Utah may be the first state to select a state gun. Lawmakers are considering a bill to designate the Browning M1911 the official sidearm. But, according to The Star, Jan. 26, protests have already arisen, making the debate not about honoring Browning, but about gun rights because of recent mass shootings.
Representative Carl Wimmer, sponsor of H.B. 219, said the designation should honor the gun’s inventor John Moses Browning (left), a Utah native. Browning invented the firearm (also, left) in 1911, and the semiautomatic has proven to be so durable and reliable that it has been in service with US military, law enforcement and private citizens ever since. The Star reported that the bill was approved in committee by a 9-2 vote and “is scheduled to be debated by the full House as early as Wednesday.”
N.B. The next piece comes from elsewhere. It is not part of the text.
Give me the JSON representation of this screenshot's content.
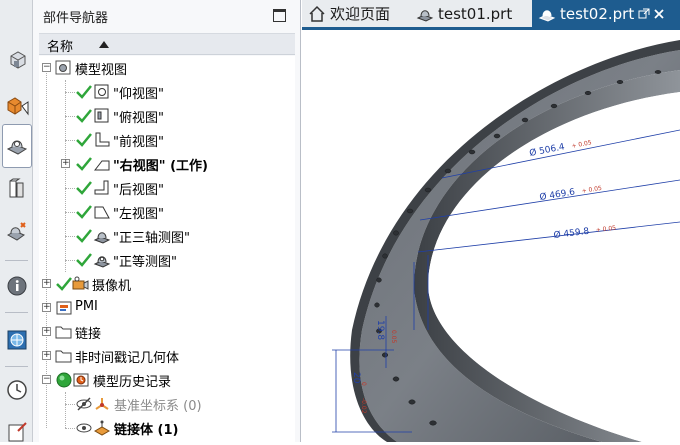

The Browning M1911 became an official Army pistol in 1911. According to the Christian Science Monitor (CSM), Jan. 26, the gun "… was first tested in action in Mexico as the US Army chased the Mexican raider Pancho Villa after his attack on Columbus, N.M, in 1916."
But lawmakers in the Beehive State are divided in their opinions about the bill.
House minority leader David Litvak opposes designating a state gun, but gives this warning about the Arizona shooting: “We need to be careful about using that tragedy to push a political position,” and suggests honoring Browning for all his inventions, not just the M1911.
And State Representative Jennifer Seelig voted against the measure, saying that although she supports gun rights, she sees this bill as sending a bad message about Utah, because a gun is such a polarizing symbol. “It has a lot of deep-rooted, complex and complicated meanings on a wide spectrum, from defending life to taking it," she explained. Seelig would also like to honor Browning in a different way.
But Wimmer said he’d been planning to introduce the bill for about a year, and the Arizona shooting didn’t change his mind. “There is nothing about the actions of a madman to change the fact that firearms have been used throughout our history to defend American values and traditions," he noted.
His view is also supported by Representative Stephen Sandstrom, who thinks the designation of the state gun is appropriate for Browning. He explains,
Instead of the gun being blamed for killing people, it should be credited for saving lives on the battlefield.
Tragic events happen because of bad people in this world. But handguns, and firearms in general, do not kill people. We need to stop demonizing firearms.
Steve Gunn, board member of the Gun Violence Prevention Center in Utah, denounced the “state gun” idea despite the fact that the perpetrators of recent mass shootings in America used semiautomatic pistols. (The Arizona shooting which resulted in six deaths was carried out with a Glock.) He said, “It's an embarrassment to the state to have as a symbol that was used only a few weeks ago to kill innocent people.”
The CSM also reported that Pennsylvania is in the race for first state to designate a state gun:
A bill in Pennsylvania's state senate aims to make the mid-18th century Pennsylvania long rifle, a technological milestone in gun innovation for its range and durability, an official symbol.
"It served, truly, to help win the battles that established our independence ... and to open up the frontier as the nation moved west," Army firearms curator Randy Hackenburg, told Pennlive.com.
The New York Times
reported on Wednesday that regardless of whether or not Browning’s gun gets a state designation, his birthday is still honored:
On Monday, the Utah State Capitol celebrated Browning Day, honoring John Moses Browning, native son and maker of the nominee for Official State Firearm. There were speeches, a proclamation, a flyover by a National Guard helicopter, and, of course, a rotunda full of guns. "We recognize his efforts to preserve the Constitution," Governor Gary Herbert said.